DATA EXTRACTS:
········
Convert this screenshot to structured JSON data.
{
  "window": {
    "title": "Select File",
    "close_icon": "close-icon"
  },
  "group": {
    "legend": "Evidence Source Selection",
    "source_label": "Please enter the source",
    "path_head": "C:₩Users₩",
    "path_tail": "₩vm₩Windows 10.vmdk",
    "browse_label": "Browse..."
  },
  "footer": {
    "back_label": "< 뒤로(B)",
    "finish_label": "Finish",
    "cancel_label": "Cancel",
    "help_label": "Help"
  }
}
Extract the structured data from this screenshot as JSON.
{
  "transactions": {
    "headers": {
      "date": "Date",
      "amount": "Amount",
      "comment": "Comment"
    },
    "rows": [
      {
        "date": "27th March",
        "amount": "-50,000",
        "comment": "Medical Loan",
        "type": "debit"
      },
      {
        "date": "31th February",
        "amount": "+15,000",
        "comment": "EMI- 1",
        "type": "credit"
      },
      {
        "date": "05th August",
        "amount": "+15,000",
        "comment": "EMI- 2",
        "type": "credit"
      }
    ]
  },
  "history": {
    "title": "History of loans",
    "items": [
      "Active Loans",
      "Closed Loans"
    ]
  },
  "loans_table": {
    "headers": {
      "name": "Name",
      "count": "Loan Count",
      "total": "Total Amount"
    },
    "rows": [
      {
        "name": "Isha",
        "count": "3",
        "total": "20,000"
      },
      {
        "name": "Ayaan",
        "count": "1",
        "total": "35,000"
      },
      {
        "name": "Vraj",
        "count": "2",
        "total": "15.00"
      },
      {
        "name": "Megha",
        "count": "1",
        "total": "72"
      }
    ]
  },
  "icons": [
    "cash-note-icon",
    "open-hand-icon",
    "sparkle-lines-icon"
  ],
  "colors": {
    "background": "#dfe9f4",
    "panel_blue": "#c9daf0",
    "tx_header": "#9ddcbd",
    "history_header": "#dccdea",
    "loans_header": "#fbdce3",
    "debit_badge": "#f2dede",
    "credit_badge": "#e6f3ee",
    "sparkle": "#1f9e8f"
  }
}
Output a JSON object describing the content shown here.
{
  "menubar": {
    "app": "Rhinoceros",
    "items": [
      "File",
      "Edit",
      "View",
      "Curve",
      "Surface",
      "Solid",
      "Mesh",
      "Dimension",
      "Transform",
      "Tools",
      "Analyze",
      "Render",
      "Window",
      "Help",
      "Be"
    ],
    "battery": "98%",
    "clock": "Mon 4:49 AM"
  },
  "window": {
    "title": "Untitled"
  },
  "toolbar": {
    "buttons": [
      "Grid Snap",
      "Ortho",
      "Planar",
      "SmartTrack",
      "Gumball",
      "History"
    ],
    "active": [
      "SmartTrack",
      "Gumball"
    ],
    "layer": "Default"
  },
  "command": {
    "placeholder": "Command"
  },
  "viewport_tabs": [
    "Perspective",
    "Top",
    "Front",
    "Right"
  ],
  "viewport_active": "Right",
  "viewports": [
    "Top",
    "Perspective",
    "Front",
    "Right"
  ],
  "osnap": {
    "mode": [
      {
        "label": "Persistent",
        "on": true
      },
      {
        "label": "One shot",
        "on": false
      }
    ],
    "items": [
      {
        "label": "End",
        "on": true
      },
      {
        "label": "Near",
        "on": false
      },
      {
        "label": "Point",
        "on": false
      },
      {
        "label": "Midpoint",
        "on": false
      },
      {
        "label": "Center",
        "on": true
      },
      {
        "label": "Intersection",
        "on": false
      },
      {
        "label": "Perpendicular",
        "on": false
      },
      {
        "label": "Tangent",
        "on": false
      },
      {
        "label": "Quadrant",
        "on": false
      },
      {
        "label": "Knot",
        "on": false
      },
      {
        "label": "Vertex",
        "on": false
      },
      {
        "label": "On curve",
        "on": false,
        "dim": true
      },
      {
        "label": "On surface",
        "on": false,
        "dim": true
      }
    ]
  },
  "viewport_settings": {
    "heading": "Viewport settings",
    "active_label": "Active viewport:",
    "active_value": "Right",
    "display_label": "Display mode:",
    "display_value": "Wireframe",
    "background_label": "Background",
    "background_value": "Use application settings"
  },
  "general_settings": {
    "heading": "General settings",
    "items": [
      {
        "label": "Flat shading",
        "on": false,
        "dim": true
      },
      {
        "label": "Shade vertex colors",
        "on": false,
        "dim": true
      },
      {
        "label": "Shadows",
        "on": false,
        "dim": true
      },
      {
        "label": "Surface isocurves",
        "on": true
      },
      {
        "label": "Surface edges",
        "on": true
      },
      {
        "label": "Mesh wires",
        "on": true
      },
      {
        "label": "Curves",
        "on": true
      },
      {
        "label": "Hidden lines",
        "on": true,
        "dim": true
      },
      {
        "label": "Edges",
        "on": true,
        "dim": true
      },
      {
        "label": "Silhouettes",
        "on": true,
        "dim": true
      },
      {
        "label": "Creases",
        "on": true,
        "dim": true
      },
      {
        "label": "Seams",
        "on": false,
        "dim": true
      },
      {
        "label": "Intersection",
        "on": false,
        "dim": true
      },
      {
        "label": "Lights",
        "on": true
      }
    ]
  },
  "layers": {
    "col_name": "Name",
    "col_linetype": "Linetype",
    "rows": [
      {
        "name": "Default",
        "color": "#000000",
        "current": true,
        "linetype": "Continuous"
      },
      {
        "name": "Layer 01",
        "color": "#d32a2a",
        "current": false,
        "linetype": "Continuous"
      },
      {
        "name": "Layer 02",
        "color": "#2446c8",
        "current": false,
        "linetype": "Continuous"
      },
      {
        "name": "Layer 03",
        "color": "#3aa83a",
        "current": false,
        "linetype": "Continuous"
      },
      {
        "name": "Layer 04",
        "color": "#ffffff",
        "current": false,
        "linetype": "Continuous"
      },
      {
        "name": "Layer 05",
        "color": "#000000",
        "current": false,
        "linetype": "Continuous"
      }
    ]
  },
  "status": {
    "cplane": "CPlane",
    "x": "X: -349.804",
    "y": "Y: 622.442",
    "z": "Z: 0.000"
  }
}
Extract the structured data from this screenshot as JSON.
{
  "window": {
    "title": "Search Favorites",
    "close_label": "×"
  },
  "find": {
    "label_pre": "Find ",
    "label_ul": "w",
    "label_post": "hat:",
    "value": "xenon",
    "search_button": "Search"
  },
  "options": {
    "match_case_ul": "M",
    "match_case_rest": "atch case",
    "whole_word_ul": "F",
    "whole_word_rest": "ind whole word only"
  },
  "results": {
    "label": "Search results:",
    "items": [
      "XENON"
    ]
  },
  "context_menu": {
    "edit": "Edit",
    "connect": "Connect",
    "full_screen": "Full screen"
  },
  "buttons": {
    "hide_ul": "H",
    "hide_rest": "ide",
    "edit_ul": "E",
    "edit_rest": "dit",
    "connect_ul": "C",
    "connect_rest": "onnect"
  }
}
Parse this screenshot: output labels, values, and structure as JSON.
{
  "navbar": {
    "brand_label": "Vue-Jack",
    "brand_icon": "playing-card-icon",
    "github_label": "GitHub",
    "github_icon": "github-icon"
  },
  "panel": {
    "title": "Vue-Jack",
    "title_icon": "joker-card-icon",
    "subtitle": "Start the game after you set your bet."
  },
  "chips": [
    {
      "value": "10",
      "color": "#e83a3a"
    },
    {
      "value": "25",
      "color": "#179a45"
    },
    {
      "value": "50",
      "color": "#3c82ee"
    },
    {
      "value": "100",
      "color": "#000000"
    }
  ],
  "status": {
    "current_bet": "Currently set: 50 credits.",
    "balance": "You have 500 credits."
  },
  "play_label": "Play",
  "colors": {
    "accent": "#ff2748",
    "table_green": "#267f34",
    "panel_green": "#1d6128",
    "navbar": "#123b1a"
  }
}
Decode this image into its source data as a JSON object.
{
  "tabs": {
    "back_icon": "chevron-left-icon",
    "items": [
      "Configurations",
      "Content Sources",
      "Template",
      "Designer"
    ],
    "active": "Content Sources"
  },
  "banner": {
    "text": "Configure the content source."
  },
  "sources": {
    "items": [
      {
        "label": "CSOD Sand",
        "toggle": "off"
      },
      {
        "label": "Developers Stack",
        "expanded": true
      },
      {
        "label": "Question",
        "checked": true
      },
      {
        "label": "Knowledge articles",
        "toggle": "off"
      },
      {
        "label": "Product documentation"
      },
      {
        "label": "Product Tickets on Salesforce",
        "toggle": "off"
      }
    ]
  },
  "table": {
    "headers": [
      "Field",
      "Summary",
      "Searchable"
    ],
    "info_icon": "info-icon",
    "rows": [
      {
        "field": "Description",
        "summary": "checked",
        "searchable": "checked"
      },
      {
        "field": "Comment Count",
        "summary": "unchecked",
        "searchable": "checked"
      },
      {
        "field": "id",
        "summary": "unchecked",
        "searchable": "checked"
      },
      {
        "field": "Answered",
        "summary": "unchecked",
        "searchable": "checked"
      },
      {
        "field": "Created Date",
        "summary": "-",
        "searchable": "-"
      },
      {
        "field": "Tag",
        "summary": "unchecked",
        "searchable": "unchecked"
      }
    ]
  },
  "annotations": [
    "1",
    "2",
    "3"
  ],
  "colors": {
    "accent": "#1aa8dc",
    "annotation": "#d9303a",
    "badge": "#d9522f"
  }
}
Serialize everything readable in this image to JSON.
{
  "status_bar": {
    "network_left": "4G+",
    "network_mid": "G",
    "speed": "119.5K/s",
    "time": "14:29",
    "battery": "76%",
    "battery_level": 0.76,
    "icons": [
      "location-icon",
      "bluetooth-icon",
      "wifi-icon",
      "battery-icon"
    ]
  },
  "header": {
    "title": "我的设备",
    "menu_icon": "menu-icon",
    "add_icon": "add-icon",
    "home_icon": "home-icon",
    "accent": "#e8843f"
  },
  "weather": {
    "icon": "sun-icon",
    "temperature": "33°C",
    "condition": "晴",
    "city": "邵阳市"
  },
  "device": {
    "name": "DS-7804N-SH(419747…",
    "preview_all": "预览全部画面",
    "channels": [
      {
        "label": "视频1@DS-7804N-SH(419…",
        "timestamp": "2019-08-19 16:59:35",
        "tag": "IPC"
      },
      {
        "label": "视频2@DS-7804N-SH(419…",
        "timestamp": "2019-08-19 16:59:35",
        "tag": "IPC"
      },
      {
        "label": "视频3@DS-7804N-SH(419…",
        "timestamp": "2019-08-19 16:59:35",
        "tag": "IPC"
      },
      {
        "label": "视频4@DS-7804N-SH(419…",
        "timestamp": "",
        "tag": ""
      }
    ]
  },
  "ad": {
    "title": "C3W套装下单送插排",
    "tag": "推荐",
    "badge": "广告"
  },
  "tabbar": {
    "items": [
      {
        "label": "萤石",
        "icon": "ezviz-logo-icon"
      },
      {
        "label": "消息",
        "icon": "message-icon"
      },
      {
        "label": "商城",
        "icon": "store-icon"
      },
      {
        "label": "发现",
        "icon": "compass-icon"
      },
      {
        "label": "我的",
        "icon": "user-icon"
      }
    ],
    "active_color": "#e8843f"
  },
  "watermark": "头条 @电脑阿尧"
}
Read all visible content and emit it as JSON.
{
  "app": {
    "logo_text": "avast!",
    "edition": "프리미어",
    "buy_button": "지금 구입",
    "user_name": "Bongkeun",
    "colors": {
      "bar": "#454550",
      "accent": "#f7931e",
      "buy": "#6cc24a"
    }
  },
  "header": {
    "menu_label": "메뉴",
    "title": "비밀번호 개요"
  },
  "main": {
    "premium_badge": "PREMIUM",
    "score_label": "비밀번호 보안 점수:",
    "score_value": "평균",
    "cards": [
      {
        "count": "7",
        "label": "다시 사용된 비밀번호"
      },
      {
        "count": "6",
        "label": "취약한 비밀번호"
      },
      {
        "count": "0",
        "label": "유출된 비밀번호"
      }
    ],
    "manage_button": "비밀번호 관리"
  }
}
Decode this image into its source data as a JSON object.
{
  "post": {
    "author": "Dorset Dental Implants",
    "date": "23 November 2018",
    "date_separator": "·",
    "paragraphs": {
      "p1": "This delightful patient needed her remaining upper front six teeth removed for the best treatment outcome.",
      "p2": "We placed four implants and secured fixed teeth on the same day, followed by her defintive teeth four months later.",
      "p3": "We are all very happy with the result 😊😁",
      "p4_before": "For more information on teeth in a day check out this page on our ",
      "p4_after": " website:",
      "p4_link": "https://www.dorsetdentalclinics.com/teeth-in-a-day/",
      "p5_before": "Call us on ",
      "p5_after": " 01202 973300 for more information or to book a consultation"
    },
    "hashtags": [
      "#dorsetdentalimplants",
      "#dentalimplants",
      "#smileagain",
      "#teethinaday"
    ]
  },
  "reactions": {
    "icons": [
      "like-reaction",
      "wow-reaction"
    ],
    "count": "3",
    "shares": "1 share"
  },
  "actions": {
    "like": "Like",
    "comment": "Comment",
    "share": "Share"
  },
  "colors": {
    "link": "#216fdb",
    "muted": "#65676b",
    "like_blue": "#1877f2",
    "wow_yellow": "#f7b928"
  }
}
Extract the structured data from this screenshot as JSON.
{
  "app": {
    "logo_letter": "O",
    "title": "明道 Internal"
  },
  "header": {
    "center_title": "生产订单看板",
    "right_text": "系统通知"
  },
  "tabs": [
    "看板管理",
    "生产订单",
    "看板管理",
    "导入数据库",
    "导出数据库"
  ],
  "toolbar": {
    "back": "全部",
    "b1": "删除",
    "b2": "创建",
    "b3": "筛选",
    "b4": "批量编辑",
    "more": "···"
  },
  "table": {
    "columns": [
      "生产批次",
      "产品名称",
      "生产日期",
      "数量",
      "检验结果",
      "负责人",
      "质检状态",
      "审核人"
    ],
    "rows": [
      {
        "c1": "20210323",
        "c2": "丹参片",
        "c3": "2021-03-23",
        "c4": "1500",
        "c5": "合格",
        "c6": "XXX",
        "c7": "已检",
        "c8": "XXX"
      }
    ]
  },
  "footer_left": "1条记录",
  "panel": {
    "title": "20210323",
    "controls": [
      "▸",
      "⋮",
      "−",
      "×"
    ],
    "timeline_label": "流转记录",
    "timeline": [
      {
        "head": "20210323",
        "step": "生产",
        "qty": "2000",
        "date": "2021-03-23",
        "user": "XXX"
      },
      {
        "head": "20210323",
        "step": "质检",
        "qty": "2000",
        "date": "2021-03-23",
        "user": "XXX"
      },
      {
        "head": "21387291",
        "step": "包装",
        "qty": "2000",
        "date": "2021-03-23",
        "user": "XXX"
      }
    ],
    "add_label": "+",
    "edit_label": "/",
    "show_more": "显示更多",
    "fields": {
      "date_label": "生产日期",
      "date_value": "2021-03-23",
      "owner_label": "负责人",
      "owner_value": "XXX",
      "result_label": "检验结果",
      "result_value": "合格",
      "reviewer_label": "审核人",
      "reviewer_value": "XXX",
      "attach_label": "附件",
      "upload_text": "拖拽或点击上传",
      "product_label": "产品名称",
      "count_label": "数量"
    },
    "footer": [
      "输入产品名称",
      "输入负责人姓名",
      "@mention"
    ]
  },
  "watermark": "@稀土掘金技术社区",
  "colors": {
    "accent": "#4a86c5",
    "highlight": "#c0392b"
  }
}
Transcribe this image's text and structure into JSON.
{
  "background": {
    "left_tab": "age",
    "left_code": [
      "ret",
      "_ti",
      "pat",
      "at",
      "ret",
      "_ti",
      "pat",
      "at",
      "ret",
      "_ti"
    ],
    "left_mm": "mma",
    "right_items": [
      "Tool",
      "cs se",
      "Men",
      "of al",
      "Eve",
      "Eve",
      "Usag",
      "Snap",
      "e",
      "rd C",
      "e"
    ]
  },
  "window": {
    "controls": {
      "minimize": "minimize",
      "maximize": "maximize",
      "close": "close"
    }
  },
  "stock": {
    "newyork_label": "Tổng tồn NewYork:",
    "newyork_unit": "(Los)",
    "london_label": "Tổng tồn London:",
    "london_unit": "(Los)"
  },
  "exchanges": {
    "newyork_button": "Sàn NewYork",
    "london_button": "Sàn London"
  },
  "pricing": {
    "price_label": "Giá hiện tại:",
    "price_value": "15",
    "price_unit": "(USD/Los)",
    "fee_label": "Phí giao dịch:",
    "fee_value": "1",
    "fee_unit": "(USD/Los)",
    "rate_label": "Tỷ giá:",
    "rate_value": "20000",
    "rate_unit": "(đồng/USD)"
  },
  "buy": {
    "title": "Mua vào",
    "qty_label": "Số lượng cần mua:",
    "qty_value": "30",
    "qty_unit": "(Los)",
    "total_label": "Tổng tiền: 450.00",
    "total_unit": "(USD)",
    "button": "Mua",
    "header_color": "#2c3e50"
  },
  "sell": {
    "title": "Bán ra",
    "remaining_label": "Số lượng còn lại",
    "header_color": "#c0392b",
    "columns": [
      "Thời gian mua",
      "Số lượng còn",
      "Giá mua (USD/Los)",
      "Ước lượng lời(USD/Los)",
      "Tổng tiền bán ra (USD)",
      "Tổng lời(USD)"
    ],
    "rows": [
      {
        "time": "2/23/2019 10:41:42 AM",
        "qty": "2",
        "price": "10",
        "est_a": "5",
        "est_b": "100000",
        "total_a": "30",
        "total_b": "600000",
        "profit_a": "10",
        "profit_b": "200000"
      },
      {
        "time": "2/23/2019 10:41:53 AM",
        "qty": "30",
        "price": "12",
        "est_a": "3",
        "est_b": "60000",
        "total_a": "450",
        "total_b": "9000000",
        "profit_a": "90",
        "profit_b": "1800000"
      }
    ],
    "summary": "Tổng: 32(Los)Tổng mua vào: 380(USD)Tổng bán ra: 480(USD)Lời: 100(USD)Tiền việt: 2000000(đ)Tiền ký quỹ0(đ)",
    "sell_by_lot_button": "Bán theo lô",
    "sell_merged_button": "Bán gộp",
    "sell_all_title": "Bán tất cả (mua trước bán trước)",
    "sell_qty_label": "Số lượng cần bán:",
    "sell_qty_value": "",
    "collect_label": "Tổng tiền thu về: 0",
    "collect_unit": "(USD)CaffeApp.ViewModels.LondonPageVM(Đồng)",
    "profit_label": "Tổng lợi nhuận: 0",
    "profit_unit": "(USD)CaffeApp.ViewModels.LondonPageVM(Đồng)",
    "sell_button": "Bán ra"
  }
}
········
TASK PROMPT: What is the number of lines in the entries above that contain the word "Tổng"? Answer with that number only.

EXERCISE SOLUTION: 8